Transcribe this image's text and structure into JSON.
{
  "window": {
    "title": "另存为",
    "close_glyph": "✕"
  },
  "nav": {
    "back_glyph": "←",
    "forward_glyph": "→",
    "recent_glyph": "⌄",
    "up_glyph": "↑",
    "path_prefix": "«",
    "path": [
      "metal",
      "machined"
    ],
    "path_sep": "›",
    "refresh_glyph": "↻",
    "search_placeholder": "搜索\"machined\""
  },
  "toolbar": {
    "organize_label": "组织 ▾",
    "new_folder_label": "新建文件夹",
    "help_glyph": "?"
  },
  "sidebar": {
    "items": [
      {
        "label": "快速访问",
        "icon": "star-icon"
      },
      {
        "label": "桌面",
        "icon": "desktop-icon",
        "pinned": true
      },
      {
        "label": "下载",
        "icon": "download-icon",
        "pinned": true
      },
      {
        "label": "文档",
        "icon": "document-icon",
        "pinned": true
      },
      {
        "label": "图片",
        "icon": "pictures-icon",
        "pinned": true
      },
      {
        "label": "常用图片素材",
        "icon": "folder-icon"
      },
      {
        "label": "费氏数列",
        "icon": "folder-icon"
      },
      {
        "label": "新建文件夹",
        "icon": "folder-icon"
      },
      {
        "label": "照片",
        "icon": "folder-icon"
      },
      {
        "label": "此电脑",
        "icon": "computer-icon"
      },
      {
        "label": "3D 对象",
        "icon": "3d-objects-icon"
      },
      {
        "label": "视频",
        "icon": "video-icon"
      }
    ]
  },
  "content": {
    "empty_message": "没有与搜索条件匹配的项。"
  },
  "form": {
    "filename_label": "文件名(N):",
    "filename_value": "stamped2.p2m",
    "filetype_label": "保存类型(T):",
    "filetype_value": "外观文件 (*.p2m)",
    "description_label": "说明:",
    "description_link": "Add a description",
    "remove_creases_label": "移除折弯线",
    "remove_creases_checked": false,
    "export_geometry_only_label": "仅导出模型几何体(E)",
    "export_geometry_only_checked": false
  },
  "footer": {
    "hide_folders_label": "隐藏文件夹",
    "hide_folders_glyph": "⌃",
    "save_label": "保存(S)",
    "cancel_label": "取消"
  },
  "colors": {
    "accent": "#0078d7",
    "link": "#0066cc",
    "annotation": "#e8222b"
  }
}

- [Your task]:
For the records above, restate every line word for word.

- [Your solution]:
Transcribe this image's text and structure into JSON.
{
  "window": {
    "title": "另存为",
    "close_glyph": "✕"
  },
  "nav": {
    "back_glyph": "←",
    "forward_glyph": "→",
    "recent_glyph": "⌄",
    "up_glyph": "↑",
    "path_prefix": "«",
    "path": [
      "metal",
      "machined"
    ],
    "path_sep": "›",
    "refresh_glyph": "↻",
    "search_placeholder": "搜索\"machined\""
  },
  "toolbar": {
    "organize_label": "组织 ▾",
    "new_folder_label": "新建文件夹",
    "help_glyph": "?"
  },
  "sidebar": {
    "items": [
      {
        "label": "快速访问",
        "icon": "star-icon"
      },
      {
        "label": "桌面",
        "icon": "desktop-icon",
        "pinned": true
      },
      {
        "label": "下载",
        "icon": "download-icon",
        "pinned": true
      },
      {
        "label": "文档",
        "icon": "document-icon",
        "pinned": true
      },
      {
        "label": "图片",
        "icon": "pictures-icon",
        "pinned": true
      },
      {
        "label": "常用图片素材",
        "icon": "folder-icon"
      },
      {
        "label": "费氏数列",
        "icon": "folder-icon"
      },
      {
        "label": "新建文件夹",
        "icon": "folder-icon"
      },
      {
        "label": "照片",
        "icon": "folder-icon"
      },
      {
        "label": "此电脑",
        "icon": "computer-icon"
      },
      {
        "label": "3D 对象",
        "icon": "3d-objects-icon"
      },
      {
        "label": "视频",
        "icon": "video-icon"
      }
    ]
  },
  "content": {
    "empty_message": "没有与搜索条件匹配的项。"
  },
  "form": {
    "filename_label": "文件名(N):",
    "filename_value": "stamped2.p2m",
    "filetype_label": "保存类型(T):",
    "filetype_value": "外观文件 (*.p2m)",
    "description_label": "说明:",
    "description_link": "Add a description",
    "remove_creases_label": "移除折弯线",
    "remove_creases_checked": false,
    "export_geometry_only_label": "仅导出模型几何体(E)",
    "export_geometry_only_checked": false
  },
  "footer": {
    "hide_folders_label": "隐藏文件夹",
    "hide_folders_glyph": "⌃",
    "save_label": "保存(S)",
    "cancel_label": "取消"
  },
  "colors": {
    "accent": "#0078d7",
    "link": "#0066cc",
    "annotation": "#e8222b"
  }
}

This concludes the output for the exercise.